Geoff typed the number on the computer into the phone and waited for a voice to answer. After the first ring, Geoff realized that this person might just flat out say no to his offer without hesitation. After all, he didn't have much to offer that would be of value. What was he thinking? What was he even giong to say? How much money did he even have in his bank account? "Hello?" answered a man on the other side of the phone. "Hello!" Geoff blurted out. After a few seconds of silence, Geoff remembered that it would only be polite to explain who he was and why had called. he finished explining the nature of his call and the financial situation he was in and waited for a reply from the owner of the car. "So you want me to cut you a deal because you're broke but you want this car anyway?" "Yes, sir," said Geoff, emberassed about his request. "I wouldn't have asked if I didn't love cars so much." "Really?" the man replied. Geoff proceeded to explain why he loved cars so much and told the owner of the Ferrari thank you for his time.

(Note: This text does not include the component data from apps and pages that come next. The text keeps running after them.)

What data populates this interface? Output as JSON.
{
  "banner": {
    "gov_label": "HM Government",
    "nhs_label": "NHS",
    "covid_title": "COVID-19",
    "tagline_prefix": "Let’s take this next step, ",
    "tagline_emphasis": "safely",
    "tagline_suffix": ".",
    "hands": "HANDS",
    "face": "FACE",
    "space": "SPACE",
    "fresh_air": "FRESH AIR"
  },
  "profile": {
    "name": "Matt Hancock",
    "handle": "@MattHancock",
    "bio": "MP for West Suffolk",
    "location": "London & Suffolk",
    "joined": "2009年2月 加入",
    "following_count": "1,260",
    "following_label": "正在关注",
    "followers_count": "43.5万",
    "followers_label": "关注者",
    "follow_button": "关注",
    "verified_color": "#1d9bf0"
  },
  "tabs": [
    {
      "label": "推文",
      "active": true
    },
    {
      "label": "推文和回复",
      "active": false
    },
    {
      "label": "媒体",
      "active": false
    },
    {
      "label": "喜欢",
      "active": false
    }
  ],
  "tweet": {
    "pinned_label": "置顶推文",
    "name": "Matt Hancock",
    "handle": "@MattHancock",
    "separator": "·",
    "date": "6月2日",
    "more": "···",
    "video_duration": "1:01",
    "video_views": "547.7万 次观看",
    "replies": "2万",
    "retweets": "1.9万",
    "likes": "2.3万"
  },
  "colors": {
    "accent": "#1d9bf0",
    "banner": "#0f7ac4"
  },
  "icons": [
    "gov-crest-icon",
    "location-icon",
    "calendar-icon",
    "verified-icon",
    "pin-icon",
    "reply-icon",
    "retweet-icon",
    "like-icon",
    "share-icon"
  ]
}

"Wait," the man said. "I have a whole garage full of these cars and I can't drive them all. I want other people to have some of them too, but I don't want them to fall into the hands of people who don't care about them or who can't even drive them. You seem like you would appreciate this car a lot more than many other people who could pay me in full would. Just to make sure that you really want this car, pay me what you can. Whatever you cannot, consider it a gift."

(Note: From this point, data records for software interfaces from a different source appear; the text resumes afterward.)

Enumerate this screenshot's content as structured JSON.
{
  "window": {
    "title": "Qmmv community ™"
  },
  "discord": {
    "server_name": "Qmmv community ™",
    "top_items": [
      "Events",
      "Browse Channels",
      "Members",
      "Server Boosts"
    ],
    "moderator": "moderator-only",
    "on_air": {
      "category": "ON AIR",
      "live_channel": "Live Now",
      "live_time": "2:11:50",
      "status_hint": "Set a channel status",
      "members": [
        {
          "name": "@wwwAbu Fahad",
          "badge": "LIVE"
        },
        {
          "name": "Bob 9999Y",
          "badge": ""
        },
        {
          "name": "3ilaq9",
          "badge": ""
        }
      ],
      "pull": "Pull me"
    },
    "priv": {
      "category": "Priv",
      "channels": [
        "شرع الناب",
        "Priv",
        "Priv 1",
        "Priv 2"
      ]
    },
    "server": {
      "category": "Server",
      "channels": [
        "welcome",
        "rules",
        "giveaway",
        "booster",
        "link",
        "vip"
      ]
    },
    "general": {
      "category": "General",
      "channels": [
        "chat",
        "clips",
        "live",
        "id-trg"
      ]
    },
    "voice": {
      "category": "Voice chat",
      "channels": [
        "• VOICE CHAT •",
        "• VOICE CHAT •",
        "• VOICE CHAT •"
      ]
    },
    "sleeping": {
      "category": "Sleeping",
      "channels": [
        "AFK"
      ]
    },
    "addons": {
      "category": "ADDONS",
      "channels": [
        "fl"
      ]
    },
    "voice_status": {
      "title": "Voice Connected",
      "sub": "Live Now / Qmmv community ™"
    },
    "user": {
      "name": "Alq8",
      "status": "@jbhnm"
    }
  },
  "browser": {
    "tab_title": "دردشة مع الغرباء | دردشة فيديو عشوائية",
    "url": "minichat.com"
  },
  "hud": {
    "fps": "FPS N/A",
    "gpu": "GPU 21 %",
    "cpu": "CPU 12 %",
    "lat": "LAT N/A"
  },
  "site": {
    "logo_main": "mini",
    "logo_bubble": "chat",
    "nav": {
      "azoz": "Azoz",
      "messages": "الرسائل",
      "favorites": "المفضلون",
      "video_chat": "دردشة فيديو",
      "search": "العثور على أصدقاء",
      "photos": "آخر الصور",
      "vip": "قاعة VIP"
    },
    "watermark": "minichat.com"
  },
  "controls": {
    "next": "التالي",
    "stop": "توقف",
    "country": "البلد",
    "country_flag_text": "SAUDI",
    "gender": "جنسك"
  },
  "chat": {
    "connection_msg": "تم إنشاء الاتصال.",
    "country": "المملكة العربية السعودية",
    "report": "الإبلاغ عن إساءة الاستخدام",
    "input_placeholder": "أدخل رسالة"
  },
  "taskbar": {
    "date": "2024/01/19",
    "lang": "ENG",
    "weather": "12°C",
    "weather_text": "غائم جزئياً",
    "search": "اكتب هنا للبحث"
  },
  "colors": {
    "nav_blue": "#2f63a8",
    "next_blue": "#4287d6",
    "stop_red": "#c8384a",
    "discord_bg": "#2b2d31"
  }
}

Albright, W. F., and C. S. Mann. "Parables of the Kingdom. Unbelief." The Anchor Bible. 26. Garden City, NY: Doubleday and Company, Inc., 1971. Print.
Carson, D. A. "Third Discrourse: The Parables of the Kingdom.” “The Glory and the Shadow: Progressive Polarization." The Expositor's Bible Commmentary. 8. Grand Rapids, MI: Zondervan Publihing House, 1984. Print.
Hagner, Donald A. "The Third Discourse:Teaching in Parables (Matthew 13:1-58)." Word Biblical Commentary. 33a. Dallas, TX: Word Books, 1993. Print.
Hendriksen, William. "Matthew Chapter XIII." New Testament Commentary. 1. Grand Rapids, MI: Baker Book House, 1995. Print.
Johnson, Sherman E. "Matthew Chapter 13." The interpreter's Bible: New Testament Articles. 7. Nashville, TN: Abingdon Press, 1951. Print.
Lampe, G. W. K. "Parable." Interpreter's Dictionary of the Bible. 3. Nashville, TN: Abingdon Press, 1962.